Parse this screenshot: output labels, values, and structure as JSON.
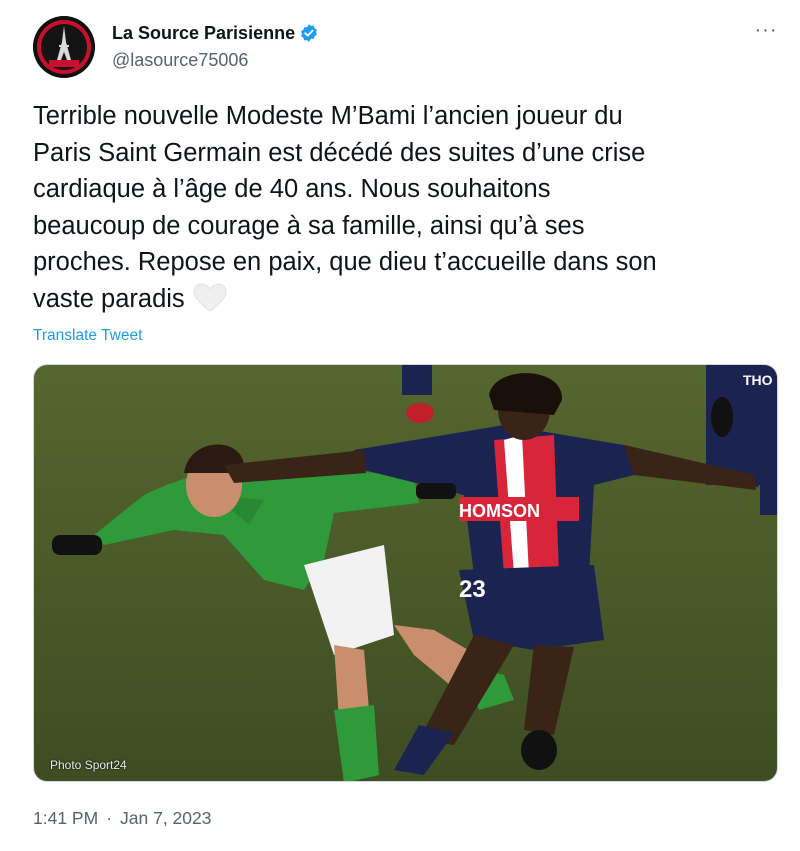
{
  "account": {
    "display_name": "La Source Parisienne",
    "handle": "@lasource75006",
    "verified": true,
    "avatar_icon": "eiffel-tower-logo"
  },
  "menu": {
    "more_icon": "more-dots-icon"
  },
  "tweet": {
    "text": "Terrible nouvelle Modeste M’Bami l’ancien joueur du\nParis Saint Germain est décédé des suites d’une crise\ncardiaque à l’âge de 40 ans. Nous souhaitons\nbeaucoup de courage à sa famille, ainsi qu’à ses\nproches. Repose en paix, que dieu t’accueille dans son\nvaste paradis",
    "emoji": "white-heart-icon",
    "translate_label": "Translate Tweet"
  },
  "media": {
    "photo_credit": "Photo Sport24",
    "jersey_sponsor": "HOMSON",
    "jersey_number": "23",
    "jersey_partial": "THO"
  },
  "meta": {
    "time": "1:41 PM",
    "separator": "·",
    "date": "Jan 7, 2023"
  },
  "colors": {
    "link": "#1d9bf0",
    "secondary_text": "#536471",
    "verified_badge": "#1d9bf0",
    "psg_navy": "#1b2350",
    "psg_red": "#d8253a",
    "ase_green": "#2f9a3a",
    "pitch": "#4a5a2c"
  }
}
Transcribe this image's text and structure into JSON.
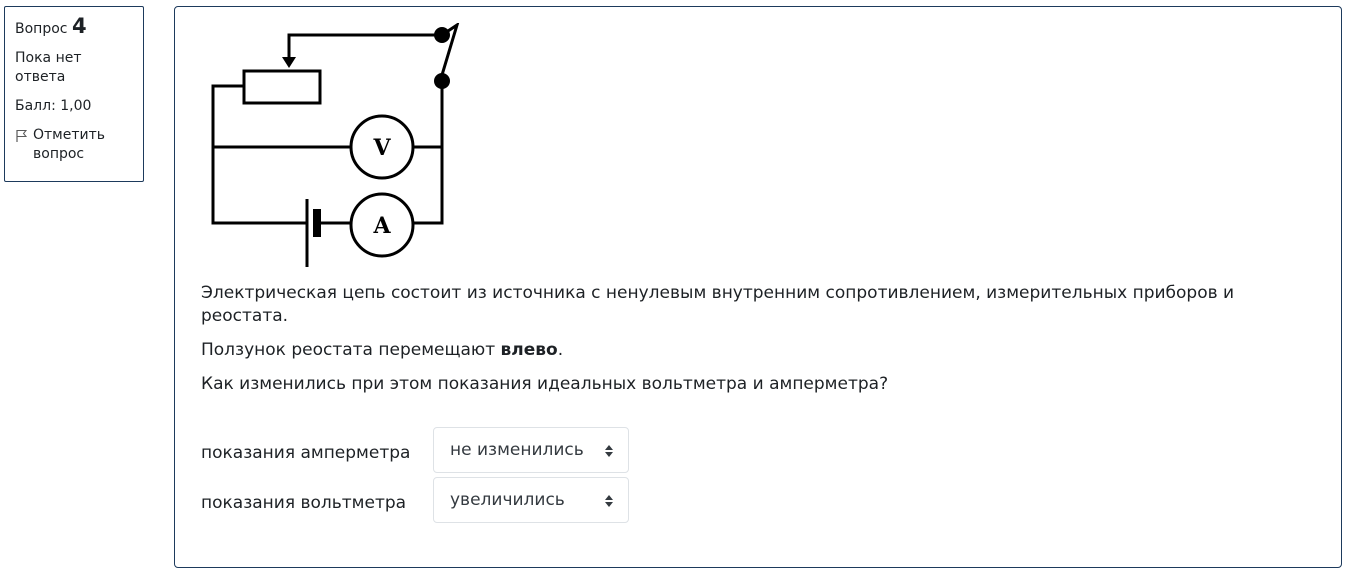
{
  "info": {
    "question_prefix": "Вопрос",
    "question_number": "4",
    "state": "Пока нет ответа",
    "grade": "Балл: 1,00",
    "flag_label": "Отметить вопрос"
  },
  "diagram": {
    "voltmeter_label": "V",
    "ammeter_label": "A"
  },
  "question": {
    "paragraph1": "Электрическая цепь состоит из источника с ненулевым внутренним сопротивлением, измерительных приборов и реостата.",
    "p2_before": "Ползунок реостата перемещают ",
    "p2_bold": "влево",
    "p2_after": ".",
    "paragraph3": "Как изменились при этом показания идеальных вольтметра и амперметра?"
  },
  "answers": [
    {
      "label": "показания амперметра",
      "selected": "не изменились"
    },
    {
      "label": "показания вольтметра",
      "selected": "увеличились"
    }
  ]
}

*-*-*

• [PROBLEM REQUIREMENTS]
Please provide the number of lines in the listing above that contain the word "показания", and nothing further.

• [RESPONSE BOX]
3